CREATE TABLE TempTable AS SELECT userid, type, date, beltrank, medal, weight, notes, created_date, style -- List all columns except the primary key FROM `records` GROUP BY userid, type, date, beltrank, medal, weight, notes, created_date, style -- Group by all columns except the primary key HAVING COUNT(*) > 1; -- Indicates their is more than one record with exactly matching values
Now we have a new table that contains records that are duplicative in our original table. Step 2 is to delete the duplicates from the original table.
DELETE FROM `records` WHERE (userid, type, date, beltrank, medal, weight, notes, created_date, style) IN ( SELECT userid, type, date, beltrank, medal, weight, notes, created_date, style FROM TempTable );
Don’t forget to delete that temporary table before you leave:
DROP TEMPORARY TABLE IF EXISTS TempTable;
Dealing with NULL values
On the first table I used this on, everything worked as expected. On a subsequent run against another table, zero rows were deleted even though my temp table contained duplicate records. I deduced that it was because of NULL values causing the comparison to not work as expected. I figured that I had to handle NULL values explicitly using the
IS NULL condition on each field.
DELETE FROM recordsdetails WHERE (userid IS NULL OR userid, recordid IS NULL OR recordid, detailtype IS NULL OR detailtype, technique IS NULL OR technique, reps IS NULL OR reps, partnername IS NULL OR partnername, partnerrank IS NULL OR partnerrank, pointsscored IS NULL OR pointsscored, pointsgiven IS NULL OR pointsgiven, taps IS NULL OR taps, tappedout IS NULL OR tappedout, result IS NULL OR result, finish IS NULL OR finish, created_date IS NULL OR created_date) IN ( SELECT userid, recordid, detailtype, technique, reps, partnername, partnerrank, pointsscored, pointsgiven, taps, tappedout, result, finish, created_date FROM TempTable );
But yet, I still got zero rows being deleted.
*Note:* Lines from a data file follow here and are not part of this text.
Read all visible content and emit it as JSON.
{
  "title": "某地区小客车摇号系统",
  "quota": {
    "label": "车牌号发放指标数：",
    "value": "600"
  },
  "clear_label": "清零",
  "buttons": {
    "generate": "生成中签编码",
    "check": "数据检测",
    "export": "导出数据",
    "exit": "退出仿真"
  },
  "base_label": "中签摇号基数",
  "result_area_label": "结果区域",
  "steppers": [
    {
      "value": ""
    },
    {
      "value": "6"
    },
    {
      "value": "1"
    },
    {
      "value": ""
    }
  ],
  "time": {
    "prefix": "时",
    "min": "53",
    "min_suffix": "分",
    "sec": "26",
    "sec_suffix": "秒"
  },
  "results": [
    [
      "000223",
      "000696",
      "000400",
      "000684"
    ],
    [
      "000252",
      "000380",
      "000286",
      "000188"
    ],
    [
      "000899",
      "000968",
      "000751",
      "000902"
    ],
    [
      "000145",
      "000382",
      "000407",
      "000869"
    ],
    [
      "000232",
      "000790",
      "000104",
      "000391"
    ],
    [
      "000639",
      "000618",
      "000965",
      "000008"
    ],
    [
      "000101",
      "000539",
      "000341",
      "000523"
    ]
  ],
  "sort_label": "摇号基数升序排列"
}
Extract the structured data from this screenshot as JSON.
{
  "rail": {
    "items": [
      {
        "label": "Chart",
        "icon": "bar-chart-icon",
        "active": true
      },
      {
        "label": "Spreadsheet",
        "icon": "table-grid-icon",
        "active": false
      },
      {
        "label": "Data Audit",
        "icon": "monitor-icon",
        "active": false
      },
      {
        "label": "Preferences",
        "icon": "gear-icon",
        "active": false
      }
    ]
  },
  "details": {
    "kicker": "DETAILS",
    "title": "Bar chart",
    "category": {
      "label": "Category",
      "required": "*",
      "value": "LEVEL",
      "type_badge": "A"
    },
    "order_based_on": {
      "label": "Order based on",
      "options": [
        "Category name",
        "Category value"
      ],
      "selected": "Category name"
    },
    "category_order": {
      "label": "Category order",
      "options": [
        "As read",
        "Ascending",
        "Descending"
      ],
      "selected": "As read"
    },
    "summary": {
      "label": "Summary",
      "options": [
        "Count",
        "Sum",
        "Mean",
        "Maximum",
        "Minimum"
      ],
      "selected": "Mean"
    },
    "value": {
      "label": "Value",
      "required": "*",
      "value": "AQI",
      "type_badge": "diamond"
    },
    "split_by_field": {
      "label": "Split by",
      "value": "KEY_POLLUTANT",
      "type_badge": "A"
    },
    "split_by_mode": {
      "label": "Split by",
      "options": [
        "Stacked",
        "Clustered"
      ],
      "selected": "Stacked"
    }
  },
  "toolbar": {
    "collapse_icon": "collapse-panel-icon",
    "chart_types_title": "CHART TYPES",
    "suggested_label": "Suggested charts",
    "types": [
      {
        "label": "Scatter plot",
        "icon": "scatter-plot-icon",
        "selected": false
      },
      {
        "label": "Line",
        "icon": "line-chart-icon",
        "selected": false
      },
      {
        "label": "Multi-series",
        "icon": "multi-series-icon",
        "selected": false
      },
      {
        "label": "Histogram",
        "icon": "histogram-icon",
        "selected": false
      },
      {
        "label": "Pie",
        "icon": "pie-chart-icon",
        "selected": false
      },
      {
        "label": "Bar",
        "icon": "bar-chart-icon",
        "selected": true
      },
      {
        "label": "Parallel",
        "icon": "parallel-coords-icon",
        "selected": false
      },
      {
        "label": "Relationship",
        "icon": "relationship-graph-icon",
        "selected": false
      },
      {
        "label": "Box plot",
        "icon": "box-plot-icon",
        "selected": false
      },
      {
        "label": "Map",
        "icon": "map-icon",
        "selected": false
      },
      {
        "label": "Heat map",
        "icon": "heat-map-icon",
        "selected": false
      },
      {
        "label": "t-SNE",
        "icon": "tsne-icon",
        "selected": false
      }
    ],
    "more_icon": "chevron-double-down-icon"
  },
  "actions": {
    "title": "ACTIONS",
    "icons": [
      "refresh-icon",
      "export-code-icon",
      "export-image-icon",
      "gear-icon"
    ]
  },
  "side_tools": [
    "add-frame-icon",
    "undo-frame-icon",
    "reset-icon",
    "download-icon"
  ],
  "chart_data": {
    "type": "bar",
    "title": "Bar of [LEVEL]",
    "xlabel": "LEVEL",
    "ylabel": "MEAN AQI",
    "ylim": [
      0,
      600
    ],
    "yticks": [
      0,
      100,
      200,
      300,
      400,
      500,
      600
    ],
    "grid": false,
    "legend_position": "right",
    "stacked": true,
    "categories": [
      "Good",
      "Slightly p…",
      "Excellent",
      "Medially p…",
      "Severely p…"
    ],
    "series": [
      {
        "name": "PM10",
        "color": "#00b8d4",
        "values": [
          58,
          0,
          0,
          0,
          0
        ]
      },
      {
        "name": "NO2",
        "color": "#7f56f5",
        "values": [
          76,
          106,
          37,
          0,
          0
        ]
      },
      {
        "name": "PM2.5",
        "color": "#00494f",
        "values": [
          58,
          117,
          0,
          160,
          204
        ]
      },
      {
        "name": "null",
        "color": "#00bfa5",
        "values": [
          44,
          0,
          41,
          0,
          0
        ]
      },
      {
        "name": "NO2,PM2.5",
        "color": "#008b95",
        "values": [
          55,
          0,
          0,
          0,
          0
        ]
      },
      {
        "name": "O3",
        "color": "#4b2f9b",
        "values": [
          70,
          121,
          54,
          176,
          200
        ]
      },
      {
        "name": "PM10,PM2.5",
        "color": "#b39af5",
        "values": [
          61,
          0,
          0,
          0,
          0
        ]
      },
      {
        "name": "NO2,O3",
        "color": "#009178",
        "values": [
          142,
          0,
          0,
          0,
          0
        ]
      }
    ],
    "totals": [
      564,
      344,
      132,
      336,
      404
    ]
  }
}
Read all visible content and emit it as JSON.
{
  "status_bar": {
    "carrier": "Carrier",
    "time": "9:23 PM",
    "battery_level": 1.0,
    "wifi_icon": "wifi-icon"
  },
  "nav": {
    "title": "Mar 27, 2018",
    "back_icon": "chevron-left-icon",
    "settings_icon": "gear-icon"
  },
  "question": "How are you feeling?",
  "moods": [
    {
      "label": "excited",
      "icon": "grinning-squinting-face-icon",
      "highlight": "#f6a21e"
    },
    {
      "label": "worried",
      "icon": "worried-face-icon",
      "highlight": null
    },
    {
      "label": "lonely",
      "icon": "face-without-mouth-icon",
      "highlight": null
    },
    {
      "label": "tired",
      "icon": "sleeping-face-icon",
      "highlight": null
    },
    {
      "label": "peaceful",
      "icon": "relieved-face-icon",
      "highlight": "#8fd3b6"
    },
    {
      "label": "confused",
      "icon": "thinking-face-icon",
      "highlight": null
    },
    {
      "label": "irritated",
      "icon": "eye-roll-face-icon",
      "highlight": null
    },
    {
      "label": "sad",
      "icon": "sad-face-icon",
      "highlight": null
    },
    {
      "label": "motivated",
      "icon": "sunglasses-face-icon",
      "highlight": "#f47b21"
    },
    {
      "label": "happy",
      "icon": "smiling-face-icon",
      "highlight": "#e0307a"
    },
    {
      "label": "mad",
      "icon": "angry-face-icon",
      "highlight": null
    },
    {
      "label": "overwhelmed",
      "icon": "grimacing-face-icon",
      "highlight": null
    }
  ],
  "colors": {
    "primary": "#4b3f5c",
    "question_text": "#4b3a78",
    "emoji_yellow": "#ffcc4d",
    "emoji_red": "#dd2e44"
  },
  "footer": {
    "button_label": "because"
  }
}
This time though, I was seeing a warning. It complained: “Warning: #1292 Truncated incorrect DOUBLE value”
This suggests that there is a data type mismatch or issue in the comparison involving numeric and string values. My guess is that the
IS NULL handling was causing type conversion issues. To remedy this, I wrote a more explicit query by combining the
DELETE FROM recordsdetails WHERE (userid IS NULL OR userid IN (SELECT userid FROM TempTable)) AND (recordid IS NULL OR recordid IN (SELECT recordid FROM TempTable)) AND (detailtype IS NULL OR detailtype IN (SELECT detailtype FROM TempTable)) AND (technique IS NULL OR technique IN (SELECT technique FROM TempTable)) AND (reps IS NULL OR reps IN (SELECT reps FROM TempTable)) AND (partnername IS NULL OR partnername IN (SELECT partnername FROM TempTable)) AND (partnerrank IS NULL OR partnerrank IN (SELECT partnerrank FROM TempTable)) AND (pointsscored IS NULL OR pointsscored IN (SELECT pointsscored FROM TempTable)) AND (pointsgiven IS NULL OR pointsgiven IN (SELECT pointsgiven FROM TempTable)) AND (taps IS NULL OR taps IN (SELECT taps FROM TempTable)) AND (tappedout IS NULL OR tappedout IN (SELECT tappedout FROM TempTable)) AND (result IS NULL OR result IN (SELECT result FROM TempTable)) AND (finish IS NULL OR finish IN (SELECT finish FROM TempTable)) AND (created_date IS NULL OR created_date IN (SELECT created_date FROM TempTable));
That worked! With a cleaned database, it was time to figure out what was causing the bug in the first place, and to fix the problem.
Clones in quiet dance; Copies of our code converge; Echoes of our souls;